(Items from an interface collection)

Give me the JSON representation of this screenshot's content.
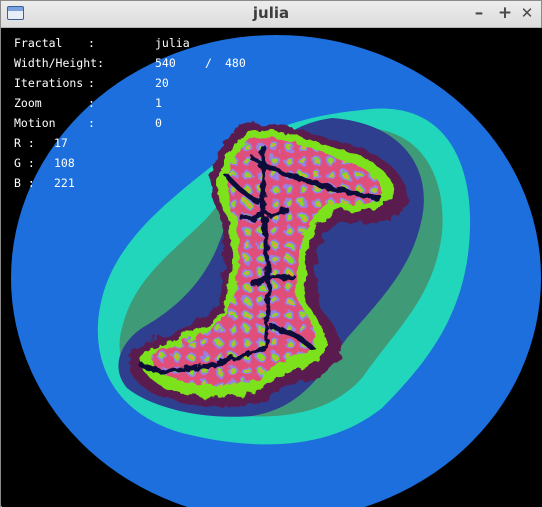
{
  "window": {
    "title": "julia",
    "controls": {
      "minimize": "–",
      "maximize": "+",
      "close": "✕"
    },
    "icon": "window-icon"
  },
  "info": {
    "fractal": {
      "label": "Fractal",
      "sep": ":",
      "value": "julia"
    },
    "size": {
      "label": "Width/Height:",
      "width": "540",
      "slash": "/",
      "height": "480"
    },
    "iterations": {
      "label": "Iterations",
      "sep": ":",
      "value": "20"
    },
    "zoom": {
      "label": "Zoom",
      "sep": ":",
      "value": "1"
    },
    "motion": {
      "label": "Motion",
      "sep": ":",
      "value": "0"
    },
    "r": {
      "label": "R :",
      "value": "17"
    },
    "g": {
      "label": "G :",
      "value": "108"
    },
    "b": {
      "label": "B :",
      "value": "221"
    }
  },
  "colors": {
    "outer": "#1c6fdd",
    "ring_teal": "#22d6bb",
    "ring_green": "#3f9a78",
    "ring_navy": "#2f3f8f",
    "ring_purple": "#5a1f4f",
    "ring_lime": "#7ce21a",
    "core_pink": "#e0507a",
    "core_lavender": "#9a7fe6",
    "core_dark": "#10103a"
  }
}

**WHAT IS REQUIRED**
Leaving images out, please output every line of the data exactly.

**SOLUTION BELOW**
Give me the JSON representation of this screenshot's content.
{
  "window": {
    "title": "julia",
    "controls": {
      "minimize": "–",
      "maximize": "+",
      "close": "✕"
    },
    "icon": "window-icon"
  },
  "info": {
    "fractal": {
      "label": "Fractal",
      "sep": ":",
      "value": "julia"
    },
    "size": {
      "label": "Width/Height:",
      "width": "540",
      "slash": "/",
      "height": "480"
    },
    "iterations": {
      "label": "Iterations",
      "sep": ":",
      "value": "20"
    },
    "zoom": {
      "label": "Zoom",
      "sep": ":",
      "value": "1"
    },
    "motion": {
      "label": "Motion",
      "sep": ":",
      "value": "0"
    },
    "r": {
      "label": "R :",
      "value": "17"
    },
    "g": {
      "label": "G :",
      "value": "108"
    },
    "b": {
      "label": "B :",
      "value": "221"
    }
  },
  "colors": {
    "outer": "#1c6fdd",
    "ring_teal": "#22d6bb",
    "ring_green": "#3f9a78",
    "ring_navy": "#2f3f8f",
    "ring_purple": "#5a1f4f",
    "ring_lime": "#7ce21a",
    "core_pink": "#e0507a",
    "core_lavender": "#9a7fe6",
    "core_dark": "#10103a"
  }
}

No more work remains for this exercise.